Return each entry exactly, with none missing.

··· DATA FOR THE TASK

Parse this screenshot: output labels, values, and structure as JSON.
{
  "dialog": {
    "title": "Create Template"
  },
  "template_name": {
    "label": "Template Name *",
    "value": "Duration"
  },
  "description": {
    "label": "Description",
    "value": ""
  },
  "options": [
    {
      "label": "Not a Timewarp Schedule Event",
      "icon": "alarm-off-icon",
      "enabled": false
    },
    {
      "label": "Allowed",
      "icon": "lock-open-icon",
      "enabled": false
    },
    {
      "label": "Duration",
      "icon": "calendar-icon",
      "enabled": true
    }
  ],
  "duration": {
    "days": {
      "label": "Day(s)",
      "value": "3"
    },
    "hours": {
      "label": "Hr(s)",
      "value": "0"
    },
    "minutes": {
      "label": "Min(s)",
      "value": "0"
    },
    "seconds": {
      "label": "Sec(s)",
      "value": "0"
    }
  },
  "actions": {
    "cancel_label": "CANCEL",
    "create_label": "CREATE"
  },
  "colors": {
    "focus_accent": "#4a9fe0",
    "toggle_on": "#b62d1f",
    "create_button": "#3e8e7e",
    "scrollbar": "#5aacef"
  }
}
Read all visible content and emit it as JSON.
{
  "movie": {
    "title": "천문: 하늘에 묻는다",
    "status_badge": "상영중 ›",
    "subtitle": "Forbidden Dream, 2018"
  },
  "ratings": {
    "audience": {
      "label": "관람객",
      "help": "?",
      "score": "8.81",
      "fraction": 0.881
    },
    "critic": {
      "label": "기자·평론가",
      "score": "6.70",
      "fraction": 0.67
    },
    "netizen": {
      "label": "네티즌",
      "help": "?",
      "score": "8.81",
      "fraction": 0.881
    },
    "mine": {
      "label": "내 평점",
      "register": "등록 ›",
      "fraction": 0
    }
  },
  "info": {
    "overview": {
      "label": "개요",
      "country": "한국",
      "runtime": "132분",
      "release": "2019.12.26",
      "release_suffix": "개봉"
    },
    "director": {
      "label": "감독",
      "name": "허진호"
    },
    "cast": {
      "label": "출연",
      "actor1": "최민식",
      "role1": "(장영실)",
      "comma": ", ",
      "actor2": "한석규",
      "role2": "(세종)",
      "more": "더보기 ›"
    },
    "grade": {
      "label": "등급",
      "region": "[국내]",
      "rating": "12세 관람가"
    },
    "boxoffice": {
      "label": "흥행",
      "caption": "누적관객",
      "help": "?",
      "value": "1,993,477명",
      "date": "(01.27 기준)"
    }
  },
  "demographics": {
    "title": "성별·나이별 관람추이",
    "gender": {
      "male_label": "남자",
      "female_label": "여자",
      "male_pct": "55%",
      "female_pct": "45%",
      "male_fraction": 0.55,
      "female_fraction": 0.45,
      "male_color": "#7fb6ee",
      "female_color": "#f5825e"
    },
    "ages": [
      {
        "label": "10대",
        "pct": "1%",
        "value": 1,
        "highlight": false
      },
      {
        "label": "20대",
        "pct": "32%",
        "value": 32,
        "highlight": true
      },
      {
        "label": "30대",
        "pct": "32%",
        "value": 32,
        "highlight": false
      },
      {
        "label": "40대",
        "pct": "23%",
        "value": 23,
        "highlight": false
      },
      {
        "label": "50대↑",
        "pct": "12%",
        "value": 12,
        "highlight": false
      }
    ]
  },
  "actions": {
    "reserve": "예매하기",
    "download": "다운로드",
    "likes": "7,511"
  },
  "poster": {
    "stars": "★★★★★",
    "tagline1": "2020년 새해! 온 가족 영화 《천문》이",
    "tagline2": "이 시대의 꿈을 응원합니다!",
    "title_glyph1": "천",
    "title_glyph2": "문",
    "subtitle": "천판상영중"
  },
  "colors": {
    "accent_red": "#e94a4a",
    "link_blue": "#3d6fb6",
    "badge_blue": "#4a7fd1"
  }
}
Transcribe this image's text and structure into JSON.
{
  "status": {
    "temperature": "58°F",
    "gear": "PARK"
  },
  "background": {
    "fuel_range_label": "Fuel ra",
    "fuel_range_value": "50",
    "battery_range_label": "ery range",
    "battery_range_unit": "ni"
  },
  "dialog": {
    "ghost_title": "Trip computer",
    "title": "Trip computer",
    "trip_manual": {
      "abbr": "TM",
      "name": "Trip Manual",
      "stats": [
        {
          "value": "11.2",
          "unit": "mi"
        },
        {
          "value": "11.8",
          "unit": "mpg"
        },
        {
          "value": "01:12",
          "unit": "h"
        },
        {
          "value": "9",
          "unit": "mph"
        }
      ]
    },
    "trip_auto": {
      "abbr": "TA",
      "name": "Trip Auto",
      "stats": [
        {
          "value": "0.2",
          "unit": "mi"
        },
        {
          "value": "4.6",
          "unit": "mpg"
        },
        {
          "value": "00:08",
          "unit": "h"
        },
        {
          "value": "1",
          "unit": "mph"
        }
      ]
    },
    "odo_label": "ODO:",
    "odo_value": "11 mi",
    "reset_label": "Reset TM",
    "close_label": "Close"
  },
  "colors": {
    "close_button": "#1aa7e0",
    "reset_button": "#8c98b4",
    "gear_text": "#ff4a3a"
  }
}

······

**RESPONSE TO THIS TASK:**
Parse this screenshot: output labels, values, and structure as JSON.
{
  "dialog": {
    "title": "Create Template"
  },
  "template_name": {
    "label": "Template Name *",
    "value": "Duration"
  },
  "description": {
    "label": "Description",
    "value": ""
  },
  "options": [
    {
      "label": "Not a Timewarp Schedule Event",
      "icon": "alarm-off-icon",
      "enabled": false
    },
    {
      "label": "Allowed",
      "icon": "lock-open-icon",
      "enabled": false
    },
    {
      "label": "Duration",
      "icon": "calendar-icon",
      "enabled": true
    }
  ],
  "duration": {
    "days": {
      "label": "Day(s)",
      "value": "3"
    },
    "hours": {
      "label": "Hr(s)",
      "value": "0"
    },
    "minutes": {
      "label": "Min(s)",
      "value": "0"
    },
    "seconds": {
      "label": "Sec(s)",
      "value": "0"
    }
  },
  "actions": {
    "cancel_label": "CANCEL",
    "create_label": "CREATE"
  },
  "colors": {
    "focus_accent": "#4a9fe0",
    "toggle_on": "#b62d1f",
    "create_button": "#3e8e7e",
    "scrollbar": "#5aacef"
  }
}
Read all visible content and emit it as JSON.
{
  "movie": {
    "title": "천문: 하늘에 묻는다",
    "status_badge": "상영중 ›",
    "subtitle": "Forbidden Dream, 2018"
  },
  "ratings": {
    "audience": {
      "label": "관람객",
      "help": "?",
      "score": "8.81",
      "fraction": 0.881
    },
    "critic": {
      "label": "기자·평론가",
      "score": "6.70",
      "fraction": 0.67
    },
    "netizen": {
      "label": "네티즌",
      "help": "?",
      "score": "8.81",
      "fraction": 0.881
    },
    "mine": {
      "label": "내 평점",
      "register": "등록 ›",
      "fraction": 0
    }
  },
  "info": {
    "overview": {
      "label": "개요",
      "country": "한국",
      "runtime": "132분",
      "release": "2019.12.26",
      "release_suffix": "개봉"
    },
    "director": {
      "label": "감독",
      "name": "허진호"
    },
    "cast": {
      "label": "출연",
      "actor1": "최민식",
      "role1": "(장영실)",
      "comma": ", ",
      "actor2": "한석규",
      "role2": "(세종)",
      "more": "더보기 ›"
    },
    "grade": {
      "label": "등급",
      "region": "[국내]",
      "rating": "12세 관람가"
    },
    "boxoffice": {
      "label": "흥행",
      "caption": "누적관객",
      "help": "?",
      "value": "1,993,477명",
      "date": "(01.27 기준)"
    }
  },
  "demographics": {
    "title": "성별·나이별 관람추이",
    "gender": {
      "male_label": "남자",
      "female_label": "여자",
      "male_pct": "55%",
      "female_pct": "45%",
      "male_fraction": 0.55,
      "female_fraction": 0.45,
      "male_color": "#7fb6ee",
      "female_color": "#f5825e"
    },
    "ages": [
      {
        "label": "10대",
        "pct": "1%",
        "value": 1,
        "highlight": false
      },
      {
        "label": "20대",
        "pct": "32%",
        "value": 32,
        "highlight": true
      },
      {
        "label": "30대",
        "pct": "32%",
        "value": 32,
        "highlight": false
      },
      {
        "label": "40대",
        "pct": "23%",
        "value": 23,
        "highlight": false
      },
      {
        "label": "50대↑",
        "pct": "12%",
        "value": 12,
        "highlight": false
      }
    ]
  },
  "actions": {
    "reserve": "예매하기",
    "download": "다운로드",
    "likes": "7,511"
  },
  "poster": {
    "stars": "★★★★★",
    "tagline1": "2020년 새해! 온 가족 영화 《천문》이",
    "tagline2": "이 시대의 꿈을 응원합니다!",
    "title_glyph1": "천",
    "title_glyph2": "문",
    "subtitle": "천판상영중"
  },
  "colors": {
    "accent_red": "#e94a4a",
    "link_blue": "#3d6fb6",
    "badge_blue": "#4a7fd1"
  }
}
Transcribe this image's text and structure into JSON.
{
  "status": {
    "temperature": "58°F",
    "gear": "PARK"
  },
  "background": {
    "fuel_range_label": "Fuel ra",
    "fuel_range_value": "50",
    "battery_range_label": "ery range",
    "battery_range_unit": "ni"
  },
  "dialog": {
    "ghost_title": "Trip computer",
    "title": "Trip computer",
    "trip_manual": {
      "abbr": "TM",
      "name": "Trip Manual",
      "stats": [
        {
          "value": "11.2",
          "unit": "mi"
        },
        {
          "value": "11.8",
          "unit": "mpg"
        },
        {
          "value": "01:12",
          "unit": "h"
        },
        {
          "value": "9",
          "unit": "mph"
        }
      ]
    },
    "trip_auto": {
      "abbr": "TA",
      "name": "Trip Auto",
      "stats": [
        {
          "value": "0.2",
          "unit": "mi"
        },
        {
          "value": "4.6",
          "unit": "mpg"
        },
        {
          "value": "00:08",
          "unit": "h"
        },
        {
          "value": "1",
          "unit": "mph"
        }
      ]
    },
    "odo_label": "ODO:",
    "odo_value": "11 mi",
    "reset_label": "Reset TM",
    "close_label": "Close"
  },
  "colors": {
    "close_button": "#1aa7e0",
    "reset_button": "#8c98b4",
    "gear_text": "#ff4a3a"
  }
}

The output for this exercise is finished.